### Task item
Everything in the listing below except the pictures should be reproduced exactly.

### Record excerpts
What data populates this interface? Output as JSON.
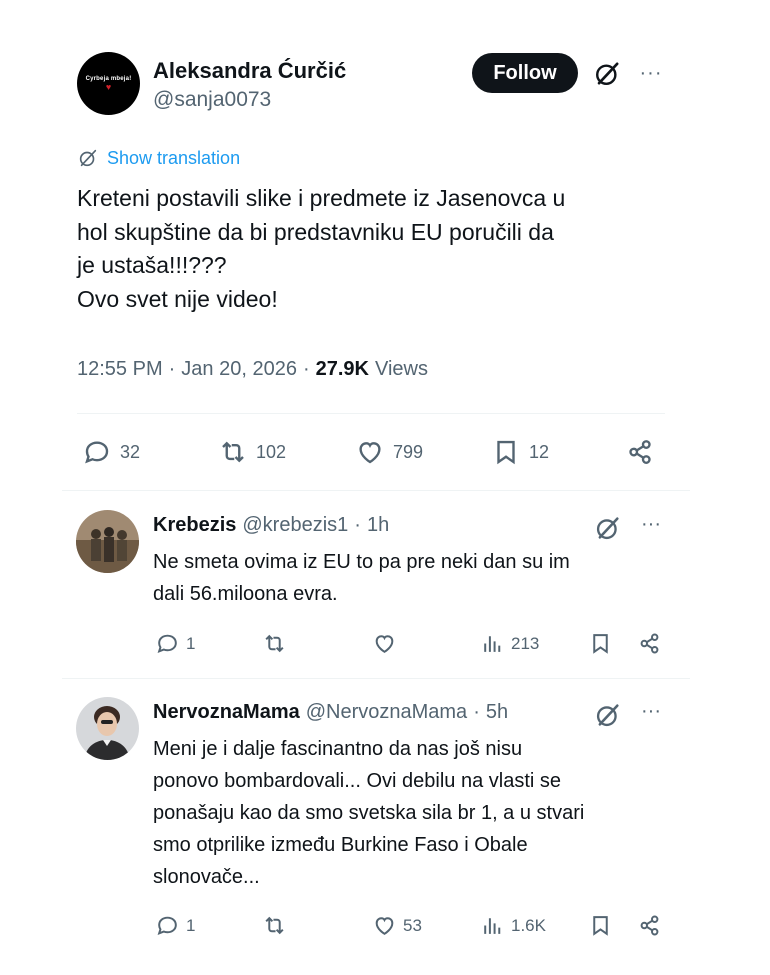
{
  "main_tweet": {
    "avatar_text": "Cyrbeja mbeja!",
    "name": "Aleksandra Ćurčić",
    "handle": "@sanja0073",
    "follow_label": "Follow",
    "more_label": "···",
    "show_translation": "Show translation",
    "text": "Kreteni postavili slike i predmete iz Jasenovca u\nhol skupštine da bi predstavniku EU poručili da\nje ustaša!!!???\nOvo svet nije video!",
    "time": "12:55 PM",
    "date": "Jan 20, 2026",
    "views_count": "27.9K",
    "views_label": "Views",
    "replies": "32",
    "reposts": "102",
    "likes": "799",
    "bookmarks": "12"
  },
  "replies": [
    {
      "name": "Krebezis",
      "handle": "@krebezis1",
      "time": "1h",
      "text": "Ne smeta ovima iz EU to pa pre neki dan su im\ndali 56.miloona evra.",
      "replies": "1",
      "reposts": "",
      "likes": "",
      "views": "213"
    },
    {
      "name": "NervoznaMama",
      "handle": "@NervoznaMama",
      "time": "5h",
      "text": "Meni je i dalje fascinantno da nas još nisu\nponovo bombardovali... Ovi debilu na vlasti se\nponašaju kao da smo svetska sila br 1, a u stvari\nsmo otprilike između Burkine Faso i Obale\nslonovače...",
      "replies": "1",
      "reposts": "",
      "likes": "53",
      "views": "1.6K"
    }
  ],
  "icons": {
    "grok": "grok-icon",
    "more": "more-icon",
    "reply": "reply-icon",
    "repost": "repost-icon",
    "like": "like-icon",
    "bookmark": "bookmark-icon",
    "share": "share-icon",
    "views": "views-icon"
  },
  "colors": {
    "accent": "#1d9bf0",
    "text": "#0f1419",
    "secondary": "#536471",
    "follow_bg": "#0f1419"
  }
}
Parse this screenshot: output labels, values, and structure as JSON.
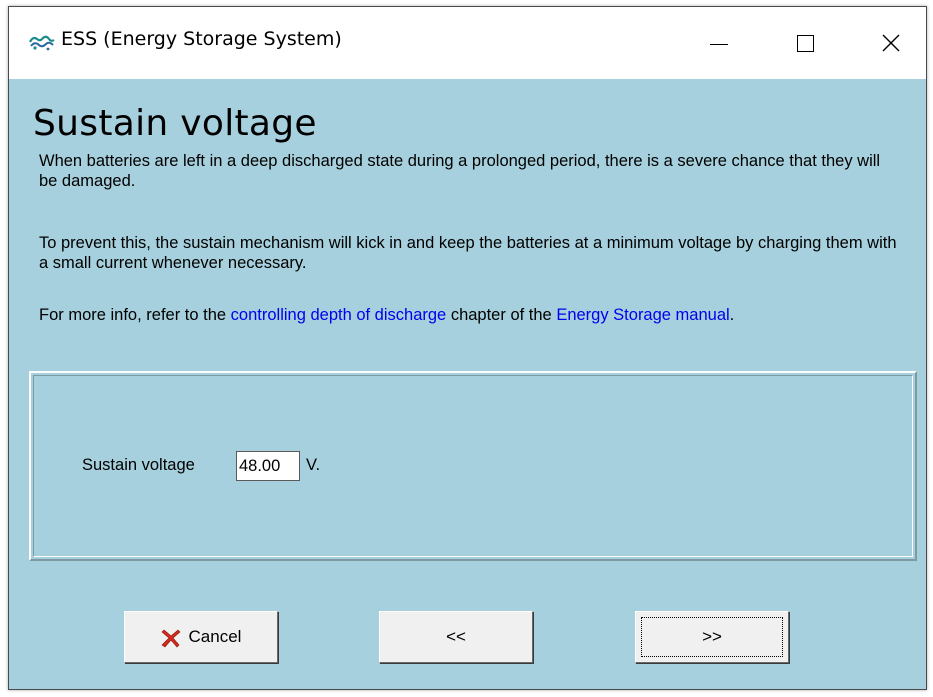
{
  "window": {
    "title": "ESS (Energy Storage System)",
    "icon": "app-logo-icon",
    "controls": {
      "minimize": "minimize-icon",
      "maximize": "maximize-icon",
      "close_glyph": "✕"
    }
  },
  "page": {
    "heading": "Sustain voltage",
    "paragraph1": "When batteries are left in a deep discharged state during a prolonged period, there is a severe chance that they will be damaged.",
    "paragraph2": "To prevent this, the sustain mechanism will kick in and keep the batteries at a minimum voltage by charging them with a small current whenever necessary.",
    "paragraph3_prefix": "For more info, refer to the ",
    "link1": "controlling depth of discharge",
    "paragraph3_middle": " chapter of the ",
    "link2": "Energy Storage manual",
    "paragraph3_suffix": ".",
    "link_color": "#0000ee"
  },
  "form": {
    "sustain_voltage_label": "Sustain voltage",
    "sustain_voltage_value": "48.00",
    "sustain_voltage_unit": "V."
  },
  "buttons": {
    "cancel_label": "Cancel",
    "cancel_icon": "red-x-icon",
    "back_label": "<<",
    "next_label": ">>"
  },
  "colors": {
    "background": "#a6d0dd",
    "titlebar": "#ffffff",
    "button_face": "#f0f0f0",
    "cancel_icon": "#d42a1a"
  }
}
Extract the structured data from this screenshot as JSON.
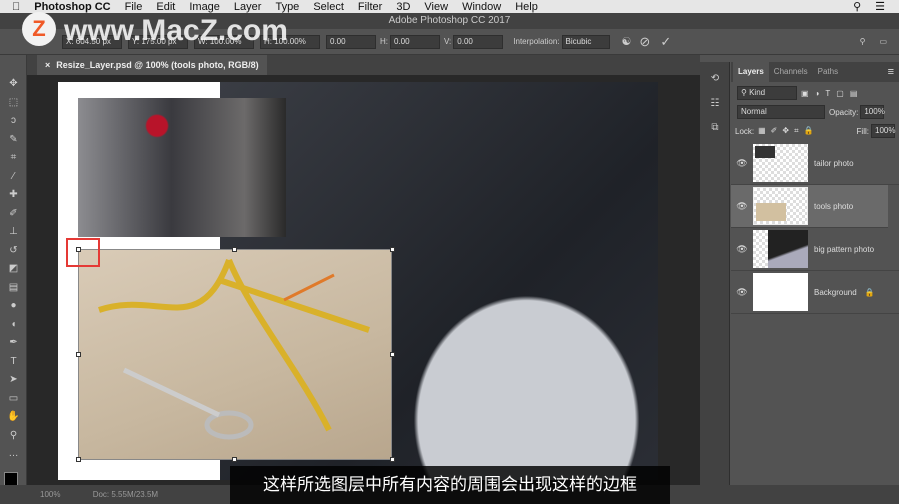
{
  "menubar": {
    "app": "Photoshop CC",
    "items": [
      "File",
      "Edit",
      "Image",
      "Layer",
      "Type",
      "Select",
      "Filter",
      "3D",
      "View",
      "Window",
      "Help"
    ]
  },
  "window_title": "Adobe Photoshop CC 2017",
  "options": {
    "x": "X: 604.50 px",
    "y": "Y: 175.00 px",
    "w": "W: 100.00%",
    "h": "H: 100.00%",
    "angle": "0.00",
    "hskew_label": "H:",
    "hskew": "0.00",
    "vskew_label": "V:",
    "vskew": "0.00",
    "interp_label": "Interpolation:",
    "interp": "Bicubic"
  },
  "doc_tab": "Resize_Layer.psd @ 100% (tools photo, RGB/8)",
  "layers_panel": {
    "tabs": [
      "Layers",
      "Channels",
      "Paths"
    ],
    "filter": "Kind",
    "blend": "Normal",
    "opacity_label": "Opacity:",
    "opacity": "100%",
    "lock_label": "Lock:",
    "fill_label": "Fill:",
    "fill": "100%",
    "layers": [
      {
        "name": "tailor photo"
      },
      {
        "name": "tools photo",
        "selected": true
      },
      {
        "name": "big pattern photo"
      },
      {
        "name": "Background",
        "locked": true
      }
    ]
  },
  "status": {
    "zoom": "100%",
    "doc": "Doc: 5.55M/23.5M"
  },
  "subtitle": "这样所选图层中所有内容的周围会出现这样的边框",
  "watermark": "www.MacZ.com",
  "colors": {
    "selection_highlight": "#e53935"
  }
}
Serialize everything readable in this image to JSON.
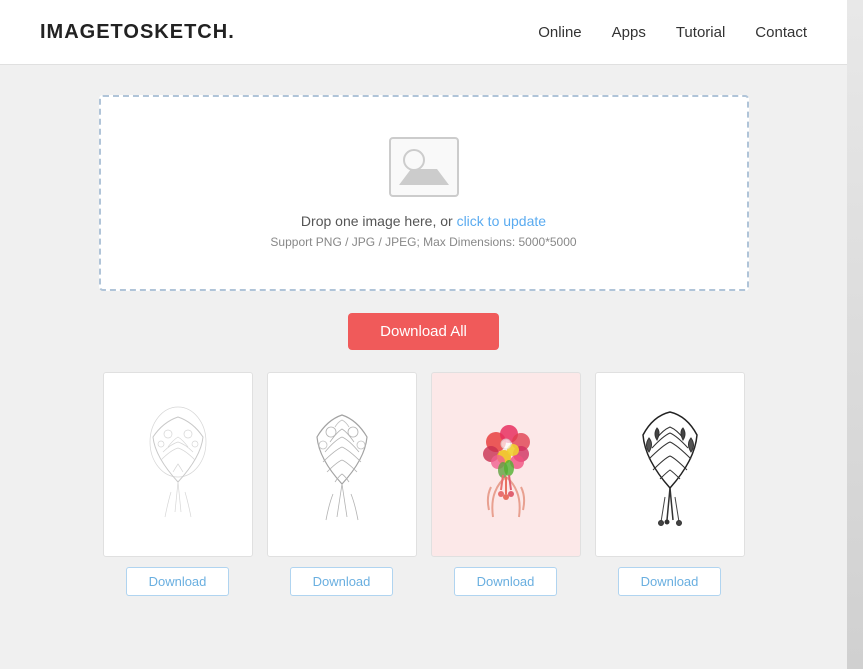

### Exercise result
What data populates this interface? Output as JSON.
{
  "main_tweet": {
    "avatar_text": "Cyrbeja mbeja!",
    "name": "Aleksandra Ćurčić",
    "handle": "@sanja0073",
    "follow_label": "Follow",
    "more_label": "···",
    "show_translation": "Show translation",
    "text": "Kreteni postavili slike i predmete iz Jasenovca u\nhol skupštine da bi predstavniku EU poručili da\nje ustaša!!!???\nOvo svet nije video!",
    "time": "12:55 PM",
    "date": "Jan 20, 2026",
    "views_count": "27.9K",
    "views_label": "Views",
    "replies": "32",
    "reposts": "102",
    "likes": "799",
    "bookmarks": "12"
  },
  "replies": [
    {
      "name": "Krebezis",
      "handle": "@krebezis1",
      "time": "1h",
      "text": "Ne smeta ovima iz EU to pa pre neki dan su im\ndali 56.miloona evra.",
      "replies": "1",
      "reposts": "",
      "likes": "",
      "views": "213"
    },
    {
      "name": "NervoznaMama",
      "handle": "@NervoznaMama",
      "time": "5h",
      "text": "Meni je i dalje fascinantno da nas još nisu\nponovo bombardovali... Ovi debilu na vlasti se\nponašaju kao da smo svetska sila br 1, a u stvari\nsmo otprilike između Burkine Faso i Obale\nslonovače...",
      "replies": "1",
      "reposts": "",
      "likes": "53",
      "views": "1.6K"
    }
  ],
  "icons": {
    "grok": "grok-icon",
    "more": "more-icon",
    "reply": "reply-icon",
    "repost": "repost-icon",
    "like": "like-icon",
    "bookmark": "bookmark-icon",
    "share": "share-icon",
    "views": "views-icon"
  },
  "colors": {
    "accent": "#1d9bf0",
    "text": "#0f1419",
    "secondary": "#536471",
    "follow_bg": "#0f1419"
  }
}
Parse this screenshot: output labels, values, and structure as JSON.
{
  "window": {
    "title": "ESS (Energy Storage System)",
    "icon": "app-logo-icon",
    "controls": {
      "minimize": "minimize-icon",
      "maximize": "maximize-icon",
      "close_glyph": "✕"
    }
  },
  "page": {
    "heading": "Sustain voltage",
    "paragraph1": "When batteries are left in a deep discharged state during a prolonged period, there is a severe chance that they will be damaged.",
    "paragraph2": "To prevent this, the sustain mechanism will kick in and keep the batteries at a minimum voltage by charging them with a small current whenever necessary.",
    "paragraph3_prefix": "For more info, refer to the ",
    "link1": "controlling depth of discharge",
    "paragraph3_middle": " chapter of the ",
    "link2": "Energy Storage manual",
    "paragraph3_suffix": ".",
    "link_color": "#0000ee"
  },
  "form": {
    "sustain_voltage_label": "Sustain voltage",
    "sustain_voltage_value": "48.00",
    "sustain_voltage_unit": "V."
  },
  "buttons": {
    "cancel_label": "Cancel",
    "cancel_icon": "red-x-icon",
    "back_label": "<<",
    "next_label": ">>"
  },
  "colors": {
    "background": "#a6d0dd",
    "titlebar": "#ffffff",
    "button_face": "#f0f0f0",
    "cancel_icon": "#d42a1a"
  }
}
Extract the structured data from this screenshot as JSON.
{
  "menubar": {
    "app": "Photoshop CC",
    "items": [
      "File",
      "Edit",
      "Image",
      "Layer",
      "Type",
      "Select",
      "Filter",
      "3D",
      "View",
      "Window",
      "Help"
    ]
  },
  "window_title": "Adobe Photoshop CC 2017",
  "options": {
    "x": "X: 604.50 px",
    "y": "Y: 175.00 px",
    "w": "W: 100.00%",
    "h": "H: 100.00%",
    "angle": "0.00",
    "hskew_label": "H:",
    "hskew": "0.00",
    "vskew_label": "V:",
    "vskew": "0.00",
    "interp_label": "Interpolation:",
    "interp": "Bicubic"
  },
  "doc_tab": "Resize_Layer.psd @ 100% (tools photo, RGB/8)",
  "layers_panel": {
    "tabs": [
      "Layers",
      "Channels",
      "Paths"
    ],
    "filter": "Kind",
    "blend": "Normal",
    "opacity_label": "Opacity:",
    "opacity": "100%",
    "lock_label": "Lock:",
    "fill_label": "Fill:",
    "fill": "100%",
    "layers": [
      {
        "name": "tailor photo"
      },
      {
        "name": "tools photo",
        "selected": true
      },
      {
        "name": "big pattern photo"
      },
      {
        "name": "Background",
        "locked": true
      }
    ]
  },
  "status": {
    "zoom": "100%",
    "doc": "Doc: 5.55M/23.5M"
  },
  "subtitle": "这样所选图层中所有内容的周围会出现这样的边框",
  "watermark": "www.MacZ.com",
  "colors": {
    "selection_highlight": "#e53935"
  }
}
Serialize everything readable in this image to JSON.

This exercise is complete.